“Maybe it means being moved deep within to be merciful” a guest offered, “Like feeling something in your gut.”
“That makes sense,” I said, and I promised that I would ask our New Testament professor at Memphis Theological Seminary for help with finding the original Greek word translated “bowels.”
Dr. Mitzi Minor responded to my inquiry.
She told me “the Greek word translated as compassion/affection/kindness is quite literally the word for ‘bowels’ in Greek. So, the KJV is literally correct. But it’s a poor translation for us because we don’t usually know that for ancient Greeks the bowels were considered the ‘seat’ of compassion in the body. Sort of like a ‘feeling in my gut.’ And a lot like we use ‘heart’ to indicate ‘love. Imagine 1000 years from now when ‘heart’ is no longer used that way, and someone then trying to make sense of someone now writing ‘I love you from the bottom of my heart.’ They’d think, ‘What does the bottom of the heart muscle have to do with love?’ and likely end up translating the line I love you deeply.’ That’s what’s going on in Phil 2:1. I’d prefer to translate that phrase, ‘If there is any compassion and mercy’ (though I’m also not sure that people really understand ‘mercy’ well either, but I really don’t like sympathy for that word).”
I asked her if this the same Greek word or related to “splagchnizomai” because I had once heard a similar explanation for a description of Jesus’ being moved to compassion in Matthew 20:34,
Yes, she added, that’s the verb form of the noun that is the word in Philippians 2:1.
Given this explanation for “bowels and mercies,” I thought about how the passage on bowels had come from a New Testament in the back pocket of pants worn by someone who would often be denied access to a restroom. Business owners have to be moved in their bowels to open bathrooms to others whose bowels are moving instead of restricting bathrooms to “customers only.”
And I also thought about how this passage is connected with Jesus being a model for compassion. I am encouraged to be moved like Jesus was moved, “Let this mind be in you, which was also in Christ Jesus.”
If only I could feel deeply moved by the love of God known in Jesus’ life and teaching, then maybe my bowels of compassion would move too.
I look around and see the results of a severe case of compassion constipation. Fears of “difference,” of “not enough,” of “foreigners,” drive a restrictive politics and economics, bound up by trying to control and dominate “the other.”

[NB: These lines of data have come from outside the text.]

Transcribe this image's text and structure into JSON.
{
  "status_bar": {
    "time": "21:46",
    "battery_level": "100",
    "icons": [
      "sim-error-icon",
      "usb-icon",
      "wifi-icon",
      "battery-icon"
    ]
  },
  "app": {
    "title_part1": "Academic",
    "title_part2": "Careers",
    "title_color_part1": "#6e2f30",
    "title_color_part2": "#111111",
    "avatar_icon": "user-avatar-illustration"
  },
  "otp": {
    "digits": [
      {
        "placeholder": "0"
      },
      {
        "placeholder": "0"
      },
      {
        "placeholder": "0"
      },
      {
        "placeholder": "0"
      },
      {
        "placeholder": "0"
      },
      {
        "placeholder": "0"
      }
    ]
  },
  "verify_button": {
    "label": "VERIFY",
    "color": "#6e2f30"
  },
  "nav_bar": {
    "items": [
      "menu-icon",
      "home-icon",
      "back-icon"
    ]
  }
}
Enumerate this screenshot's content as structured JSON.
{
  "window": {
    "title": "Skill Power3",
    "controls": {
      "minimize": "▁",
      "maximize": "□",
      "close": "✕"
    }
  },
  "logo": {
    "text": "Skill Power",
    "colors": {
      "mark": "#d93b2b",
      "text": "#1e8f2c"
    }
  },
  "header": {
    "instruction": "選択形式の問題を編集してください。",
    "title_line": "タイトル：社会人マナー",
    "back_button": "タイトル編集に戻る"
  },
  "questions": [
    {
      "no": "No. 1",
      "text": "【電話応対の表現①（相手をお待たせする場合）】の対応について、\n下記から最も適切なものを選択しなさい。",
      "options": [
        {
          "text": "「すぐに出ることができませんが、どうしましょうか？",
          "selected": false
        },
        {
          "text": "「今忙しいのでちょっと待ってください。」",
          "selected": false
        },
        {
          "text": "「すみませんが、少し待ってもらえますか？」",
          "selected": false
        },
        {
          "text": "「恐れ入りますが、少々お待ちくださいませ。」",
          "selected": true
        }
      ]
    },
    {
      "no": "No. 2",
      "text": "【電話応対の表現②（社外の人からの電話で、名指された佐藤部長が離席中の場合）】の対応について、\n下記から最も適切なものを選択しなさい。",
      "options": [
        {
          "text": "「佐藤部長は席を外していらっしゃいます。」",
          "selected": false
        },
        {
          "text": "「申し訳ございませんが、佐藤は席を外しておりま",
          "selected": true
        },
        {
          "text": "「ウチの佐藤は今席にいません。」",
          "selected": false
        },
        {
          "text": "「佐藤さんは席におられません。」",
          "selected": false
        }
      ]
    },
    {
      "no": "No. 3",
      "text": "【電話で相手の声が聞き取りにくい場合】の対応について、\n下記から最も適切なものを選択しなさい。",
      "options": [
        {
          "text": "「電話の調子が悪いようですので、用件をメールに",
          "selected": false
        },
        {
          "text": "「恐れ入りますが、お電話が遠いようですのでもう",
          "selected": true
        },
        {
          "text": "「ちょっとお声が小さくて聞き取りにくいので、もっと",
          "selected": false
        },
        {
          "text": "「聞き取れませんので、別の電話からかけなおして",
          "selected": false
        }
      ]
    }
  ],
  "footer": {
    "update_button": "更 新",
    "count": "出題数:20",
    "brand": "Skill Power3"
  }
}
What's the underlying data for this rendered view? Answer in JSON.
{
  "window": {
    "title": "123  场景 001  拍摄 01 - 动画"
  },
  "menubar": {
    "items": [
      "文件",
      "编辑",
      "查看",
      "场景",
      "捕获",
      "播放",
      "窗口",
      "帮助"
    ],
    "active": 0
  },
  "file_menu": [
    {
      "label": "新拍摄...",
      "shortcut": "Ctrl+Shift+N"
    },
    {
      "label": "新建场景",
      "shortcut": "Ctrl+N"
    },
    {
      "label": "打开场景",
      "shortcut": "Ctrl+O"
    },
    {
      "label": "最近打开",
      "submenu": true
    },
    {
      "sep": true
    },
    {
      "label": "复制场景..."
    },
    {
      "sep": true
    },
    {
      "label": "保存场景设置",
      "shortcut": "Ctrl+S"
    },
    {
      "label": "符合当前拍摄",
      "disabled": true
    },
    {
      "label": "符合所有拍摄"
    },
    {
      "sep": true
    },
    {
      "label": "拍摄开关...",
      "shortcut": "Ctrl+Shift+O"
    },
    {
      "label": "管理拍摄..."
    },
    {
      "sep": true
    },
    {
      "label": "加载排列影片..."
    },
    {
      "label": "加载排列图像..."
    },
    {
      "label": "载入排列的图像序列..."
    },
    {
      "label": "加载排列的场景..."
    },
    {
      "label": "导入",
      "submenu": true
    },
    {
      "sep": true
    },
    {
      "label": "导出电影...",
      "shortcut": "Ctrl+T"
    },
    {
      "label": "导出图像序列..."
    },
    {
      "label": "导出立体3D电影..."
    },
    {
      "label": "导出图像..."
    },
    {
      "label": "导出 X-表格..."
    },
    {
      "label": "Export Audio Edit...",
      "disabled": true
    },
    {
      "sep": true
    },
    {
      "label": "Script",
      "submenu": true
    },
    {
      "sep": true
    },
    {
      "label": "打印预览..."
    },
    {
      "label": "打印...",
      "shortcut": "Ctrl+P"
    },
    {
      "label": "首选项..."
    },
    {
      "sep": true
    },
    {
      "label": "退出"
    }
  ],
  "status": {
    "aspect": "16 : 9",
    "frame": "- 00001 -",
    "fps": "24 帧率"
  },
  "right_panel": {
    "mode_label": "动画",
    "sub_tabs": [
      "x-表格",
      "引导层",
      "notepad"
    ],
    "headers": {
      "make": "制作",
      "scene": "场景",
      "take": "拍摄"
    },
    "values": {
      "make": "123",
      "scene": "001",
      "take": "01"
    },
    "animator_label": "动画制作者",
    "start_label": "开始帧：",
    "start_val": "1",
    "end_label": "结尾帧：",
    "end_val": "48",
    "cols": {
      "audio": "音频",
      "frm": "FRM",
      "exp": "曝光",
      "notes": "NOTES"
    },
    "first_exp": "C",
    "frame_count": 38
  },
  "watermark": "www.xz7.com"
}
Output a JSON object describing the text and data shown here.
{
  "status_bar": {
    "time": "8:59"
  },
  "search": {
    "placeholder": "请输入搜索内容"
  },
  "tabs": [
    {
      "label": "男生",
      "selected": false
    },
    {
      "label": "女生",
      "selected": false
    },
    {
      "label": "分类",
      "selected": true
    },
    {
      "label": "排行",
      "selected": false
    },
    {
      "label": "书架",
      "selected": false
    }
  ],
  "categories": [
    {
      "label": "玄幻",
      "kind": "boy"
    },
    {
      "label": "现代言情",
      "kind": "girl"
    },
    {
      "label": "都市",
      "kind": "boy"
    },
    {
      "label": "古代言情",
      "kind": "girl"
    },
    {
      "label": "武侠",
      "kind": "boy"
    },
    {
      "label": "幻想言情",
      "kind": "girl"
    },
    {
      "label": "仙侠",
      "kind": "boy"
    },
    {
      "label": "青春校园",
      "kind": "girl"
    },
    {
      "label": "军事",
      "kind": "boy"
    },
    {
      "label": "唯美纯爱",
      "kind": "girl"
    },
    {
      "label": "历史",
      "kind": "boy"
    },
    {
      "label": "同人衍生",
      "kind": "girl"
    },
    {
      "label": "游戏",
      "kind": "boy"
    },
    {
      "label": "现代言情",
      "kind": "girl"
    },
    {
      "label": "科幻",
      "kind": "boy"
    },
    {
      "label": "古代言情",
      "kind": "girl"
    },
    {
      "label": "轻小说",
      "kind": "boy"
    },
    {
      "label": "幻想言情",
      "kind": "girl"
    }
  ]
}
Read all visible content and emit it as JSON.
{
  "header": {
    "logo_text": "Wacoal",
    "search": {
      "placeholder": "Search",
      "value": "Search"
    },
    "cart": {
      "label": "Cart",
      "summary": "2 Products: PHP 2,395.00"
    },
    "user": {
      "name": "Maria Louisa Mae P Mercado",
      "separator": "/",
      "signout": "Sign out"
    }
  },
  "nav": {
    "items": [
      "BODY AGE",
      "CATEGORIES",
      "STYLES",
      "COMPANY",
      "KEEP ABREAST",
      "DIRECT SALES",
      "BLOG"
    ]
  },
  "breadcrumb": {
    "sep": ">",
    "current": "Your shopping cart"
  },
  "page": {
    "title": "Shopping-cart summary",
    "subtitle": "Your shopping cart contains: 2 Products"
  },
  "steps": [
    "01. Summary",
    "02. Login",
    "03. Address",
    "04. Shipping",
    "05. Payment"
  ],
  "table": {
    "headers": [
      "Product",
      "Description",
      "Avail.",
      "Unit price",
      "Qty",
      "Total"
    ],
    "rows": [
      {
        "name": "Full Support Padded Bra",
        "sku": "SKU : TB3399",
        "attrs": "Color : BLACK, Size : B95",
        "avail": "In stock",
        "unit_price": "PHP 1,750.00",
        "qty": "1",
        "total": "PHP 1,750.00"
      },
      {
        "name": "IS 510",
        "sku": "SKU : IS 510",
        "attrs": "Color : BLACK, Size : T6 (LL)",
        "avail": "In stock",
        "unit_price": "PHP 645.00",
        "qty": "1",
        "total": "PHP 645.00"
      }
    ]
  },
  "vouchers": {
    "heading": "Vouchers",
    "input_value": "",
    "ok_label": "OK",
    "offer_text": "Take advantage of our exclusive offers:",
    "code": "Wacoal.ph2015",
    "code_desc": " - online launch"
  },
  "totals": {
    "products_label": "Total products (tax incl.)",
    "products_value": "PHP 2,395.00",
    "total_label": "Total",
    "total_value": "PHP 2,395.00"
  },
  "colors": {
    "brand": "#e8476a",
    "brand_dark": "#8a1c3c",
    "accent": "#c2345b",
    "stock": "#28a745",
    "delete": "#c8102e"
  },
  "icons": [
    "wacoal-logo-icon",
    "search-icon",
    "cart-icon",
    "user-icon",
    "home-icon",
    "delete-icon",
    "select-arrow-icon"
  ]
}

This old New Testament text, in its strange translation, points to another way. A way in which somewhere deep within, perhaps where God resides in each of us, a compassion movement can begin. It urges a different way, where we graciously loosen up and take on the compassion of Christ. Moved by Christ’s love we can see each other as sisters and brothers, as sharing in the same humanity. Love can move us, deeply in our guts, to have mercy.